In line with the current coronavirus restrictions I have been running twice a week with my good friend. We have both been struggling to get “race fit” again without any races to train for (because we are both slackers and need the threat of public humiliation to goad us into lycra and out of the door). As the weather has dried out a little we’ve ventured out along footpaths and into fields, woods and fresh air. We’ve both got ridiculously muddy on occasions but have felt all the better for it ( once we’ve finished).
In lieu of a race, we’ve signed up for the Mad March Mile where the aim is to run a minimum of a mile a day throughout March. The entry fee covers a donation to RMH Bristol which provides free accommodation for families whose children are having to stay in the Bristol Children’s Hospital. Website is here https://www.rmhbristol.com/ – have a look, it’s a very worthwhile cause (and has no ongoing involvement with Ronald Macdonald, despite its name). Obviously we’re very smug about what a good cause we’re supporting, and that would be enough for some saintly people. I cannot lie, we were also persuaded by the personalised handmade mug we’ll receive if we complete the challenge.
With my ongoing piriformis problems I wasn’t keen to run everyday. I was therefore relieved to see you can walk your mile, or do another form of exercise for at least 15-20 minutes. Suddenly this challenge seemed doable, and very much like Janathon/Juneathon. (However I suspect that bar push-ups aren’t allowed as part of my daily ‘mile’, not least because pubs still aren’t open).
I’ll try and keep a note of what I get up to, and maybe this will kickstart my blogging as well as my running.
But I can’t go back to work yet – I haven’t made a banana loaf or sourdough bread!
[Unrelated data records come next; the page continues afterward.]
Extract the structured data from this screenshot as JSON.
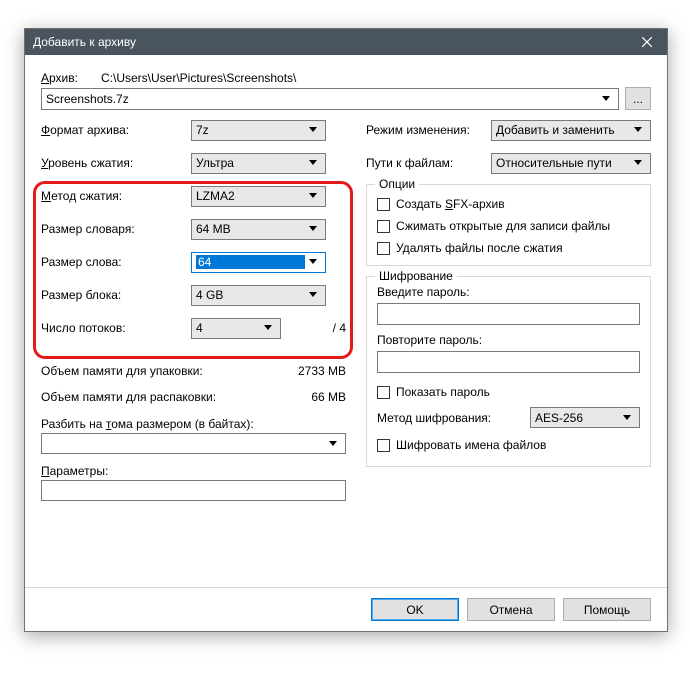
{
  "title": "Добавить к архиву",
  "archive_path_label_pre": "А",
  "archive_path_label_post": "рхив:",
  "archive_path_dir": "C:\\Users\\User\\Pictures\\Screenshots\\",
  "archive_filename": "Screenshots.7z",
  "left": {
    "format_label_pre": "Ф",
    "format_label_post": "ормат архива:",
    "format_value": "7z",
    "level_label_pre": "У",
    "level_label_post": "ровень сжатия:",
    "level_value": "Ультра",
    "method_label_pre": "М",
    "method_label_post": "етод сжатия:",
    "method_value": "LZMA2",
    "dict_label": "Размер словаря:",
    "dict_value": "64 MB",
    "word_label": "Размер слова:",
    "word_value": "64",
    "block_label": "Размер блока:",
    "block_value": "4 GB",
    "threads_label": "Число потоков:",
    "threads_value": "4",
    "threads_max": "/ 4",
    "mem_pack_label": "Объем памяти для упаковки:",
    "mem_pack_value": "2733 MB",
    "mem_unpack_label": "Объем памяти для распаковки:",
    "mem_unpack_value": "66 MB",
    "split_label_pre": "Разбить на ",
    "split_label_u": "т",
    "split_label_post": "ома размером (в байтах):",
    "params_label_pre": "П",
    "params_label_post": "араметры:"
  },
  "right": {
    "mode_label": "Режим изменения:",
    "mode_value": "Добавить и заменить",
    "paths_label": "Пути к файлам:",
    "paths_value": "Относительные пути",
    "options_legend": "Опции",
    "opt_sfx_pre": "Создать ",
    "opt_sfx_u": "S",
    "opt_sfx_post": "FX-архив",
    "opt_shared": "Сжимать открытые для записи файлы",
    "opt_delete": "Удалять файлы после сжатия",
    "enc_legend": "Шифрование",
    "pw1_label": "Введите пароль:",
    "pw2_label": "Повторите пароль:",
    "showpw_label": "Показать пароль",
    "enc_method_label": "Метод шифрования:",
    "enc_method_value": "AES-256",
    "enc_names_label": "Шифровать имена файлов"
  },
  "footer": {
    "ok": "OK",
    "cancel": "Отмена",
    "help": "Помощь"
  }
}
So it’s July 2020 and the great lockdown has eased. Shops are reopening, pubs have opened (and 3 have shut again immediately after having a customer test positive for coronavirus), and cafes can reopen within strict guidelines. This means I’m back to work – and I’m both excited and nervous about it.
In exactly the same way as children reach the end of the summer holidays and panic about all the exciting schemes they had planned but hadn’t got around to doing, so I feel about lockdown. I have managed quite a lot of running, and walking, and even some cycling. I have done some tasty cooking and made incredibly healthy salads. I have looked after students going through the strangeness of online university exams and finals. We have all survived, but now it’s time to re emerge into the real world.
It’ll be lovely to see my work colleagues “in 3-d” rather than in a Zoom meeting, and great to be back at The Pound again. But can I remember how to use the till, and the coffee machine, and how to speak to real people again? I guess I’ll find out…